▶ Prompt: What's wanted is the full listing, reproduced exactly.

▶ Supplied data:
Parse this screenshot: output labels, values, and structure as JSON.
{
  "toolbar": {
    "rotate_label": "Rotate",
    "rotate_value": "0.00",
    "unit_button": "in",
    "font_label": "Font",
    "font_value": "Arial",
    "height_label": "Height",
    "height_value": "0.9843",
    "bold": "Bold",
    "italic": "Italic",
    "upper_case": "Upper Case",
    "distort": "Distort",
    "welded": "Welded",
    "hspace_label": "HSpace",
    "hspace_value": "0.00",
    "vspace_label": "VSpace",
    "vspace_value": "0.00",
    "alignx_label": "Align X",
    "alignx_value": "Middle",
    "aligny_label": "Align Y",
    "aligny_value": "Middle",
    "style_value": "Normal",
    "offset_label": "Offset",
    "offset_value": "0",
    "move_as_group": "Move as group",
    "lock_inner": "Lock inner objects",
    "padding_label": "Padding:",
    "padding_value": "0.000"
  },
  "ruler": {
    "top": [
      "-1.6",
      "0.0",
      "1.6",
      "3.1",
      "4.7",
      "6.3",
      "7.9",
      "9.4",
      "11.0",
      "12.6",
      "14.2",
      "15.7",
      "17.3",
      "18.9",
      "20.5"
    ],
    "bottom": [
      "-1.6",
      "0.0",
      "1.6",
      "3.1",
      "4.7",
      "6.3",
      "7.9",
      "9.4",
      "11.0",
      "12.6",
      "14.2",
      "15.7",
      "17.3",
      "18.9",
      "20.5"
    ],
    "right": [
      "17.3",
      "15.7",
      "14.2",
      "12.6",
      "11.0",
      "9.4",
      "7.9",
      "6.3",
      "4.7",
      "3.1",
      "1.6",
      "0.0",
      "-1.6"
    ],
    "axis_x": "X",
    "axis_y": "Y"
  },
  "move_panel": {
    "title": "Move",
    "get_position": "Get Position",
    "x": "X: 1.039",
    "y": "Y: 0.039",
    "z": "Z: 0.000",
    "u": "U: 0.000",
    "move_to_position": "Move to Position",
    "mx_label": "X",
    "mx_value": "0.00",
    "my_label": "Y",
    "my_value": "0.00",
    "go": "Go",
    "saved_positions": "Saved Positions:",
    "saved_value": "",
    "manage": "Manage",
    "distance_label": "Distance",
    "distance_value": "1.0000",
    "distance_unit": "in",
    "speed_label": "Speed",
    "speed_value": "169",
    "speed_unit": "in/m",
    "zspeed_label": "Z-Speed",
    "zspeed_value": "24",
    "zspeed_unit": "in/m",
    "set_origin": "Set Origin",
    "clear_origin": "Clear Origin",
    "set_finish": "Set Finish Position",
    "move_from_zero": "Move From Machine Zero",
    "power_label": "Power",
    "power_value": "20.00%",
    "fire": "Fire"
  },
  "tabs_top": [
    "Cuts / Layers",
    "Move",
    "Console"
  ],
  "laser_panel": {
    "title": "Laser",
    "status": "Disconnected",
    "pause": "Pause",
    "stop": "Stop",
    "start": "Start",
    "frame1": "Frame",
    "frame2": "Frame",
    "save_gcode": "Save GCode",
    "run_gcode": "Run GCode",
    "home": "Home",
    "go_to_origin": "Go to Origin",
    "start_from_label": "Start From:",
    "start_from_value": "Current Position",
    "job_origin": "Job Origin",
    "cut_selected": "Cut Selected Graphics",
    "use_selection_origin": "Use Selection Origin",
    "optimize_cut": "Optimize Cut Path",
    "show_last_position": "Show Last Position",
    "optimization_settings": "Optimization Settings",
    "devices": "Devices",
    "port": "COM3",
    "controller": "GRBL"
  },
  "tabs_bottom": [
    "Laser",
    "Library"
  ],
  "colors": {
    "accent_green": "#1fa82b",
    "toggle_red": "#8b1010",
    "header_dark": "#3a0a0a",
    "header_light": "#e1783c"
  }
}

▶ Result for this task:
Parse this screenshot: output labels, values, and structure as JSON.
{
  "toolbar": {
    "rotate_label": "Rotate",
    "rotate_value": "0.00",
    "unit_button": "in",
    "font_label": "Font",
    "font_value": "Arial",
    "height_label": "Height",
    "height_value": "0.9843",
    "bold": "Bold",
    "italic": "Italic",
    "upper_case": "Upper Case",
    "distort": "Distort",
    "welded": "Welded",
    "hspace_label": "HSpace",
    "hspace_value": "0.00",
    "vspace_label": "VSpace",
    "vspace_value": "0.00",
    "alignx_label": "Align X",
    "alignx_value": "Middle",
    "aligny_label": "Align Y",
    "aligny_value": "Middle",
    "style_value": "Normal",
    "offset_label": "Offset",
    "offset_value": "0",
    "move_as_group": "Move as group",
    "lock_inner": "Lock inner objects",
    "padding_label": "Padding:",
    "padding_value": "0.000"
  },
  "ruler": {
    "top": [
      "-1.6",
      "0.0",
      "1.6",
      "3.1",
      "4.7",
      "6.3",
      "7.9",
      "9.4",
      "11.0",
      "12.6",
      "14.2",
      "15.7",
      "17.3",
      "18.9",
      "20.5"
    ],
    "bottom": [
      "-1.6",
      "0.0",
      "1.6",
      "3.1",
      "4.7",
      "6.3",
      "7.9",
      "9.4",
      "11.0",
      "12.6",
      "14.2",
      "15.7",
      "17.3",
      "18.9",
      "20.5"
    ],
    "right": [
      "17.3",
      "15.7",
      "14.2",
      "12.6",
      "11.0",
      "9.4",
      "7.9",
      "6.3",
      "4.7",
      "3.1",
      "1.6",
      "0.0",
      "-1.6"
    ],
    "axis_x": "X",
    "axis_y": "Y"
  },
  "move_panel": {
    "title": "Move",
    "get_position": "Get Position",
    "x": "X: 1.039",
    "y": "Y: 0.039",
    "z": "Z: 0.000",
    "u": "U: 0.000",
    "move_to_position": "Move to Position",
    "mx_label": "X",
    "mx_value": "0.00",
    "my_label": "Y",
    "my_value": "0.00",
    "go": "Go",
    "saved_positions": "Saved Positions:",
    "saved_value": "",
    "manage": "Manage",
    "distance_label": "Distance",
    "distance_value": "1.0000",
    "distance_unit": "in",
    "speed_label": "Speed",
    "speed_value": "169",
    "speed_unit": "in/m",
    "zspeed_label": "Z-Speed",
    "zspeed_value": "24",
    "zspeed_unit": "in/m",
    "set_origin": "Set Origin",
    "clear_origin": "Clear Origin",
    "set_finish": "Set Finish Position",
    "move_from_zero": "Move From Machine Zero",
    "power_label": "Power",
    "power_value": "20.00%",
    "fire": "Fire"
  },
  "tabs_top": [
    "Cuts / Layers",
    "Move",
    "Console"
  ],
  "laser_panel": {
    "title": "Laser",
    "status": "Disconnected",
    "pause": "Pause",
    "stop": "Stop",
    "start": "Start",
    "frame1": "Frame",
    "frame2": "Frame",
    "save_gcode": "Save GCode",
    "run_gcode": "Run GCode",
    "home": "Home",
    "go_to_origin": "Go to Origin",
    "start_from_label": "Start From:",
    "start_from_value": "Current Position",
    "job_origin": "Job Origin",
    "cut_selected": "Cut Selected Graphics",
    "use_selection_origin": "Use Selection Origin",
    "optimize_cut": "Optimize Cut Path",
    "show_last_position": "Show Last Position",
    "optimization_settings": "Optimization Settings",
    "devices": "Devices",
    "port": "COM3",
    "controller": "GRBL"
  },
  "tabs_bottom": [
    "Laser",
    "Library"
  ],
  "colors": {
    "accent_green": "#1fa82b",
    "toggle_red": "#8b1010",
    "header_dark": "#3a0a0a",
    "header_light": "#e1783c"
  }
}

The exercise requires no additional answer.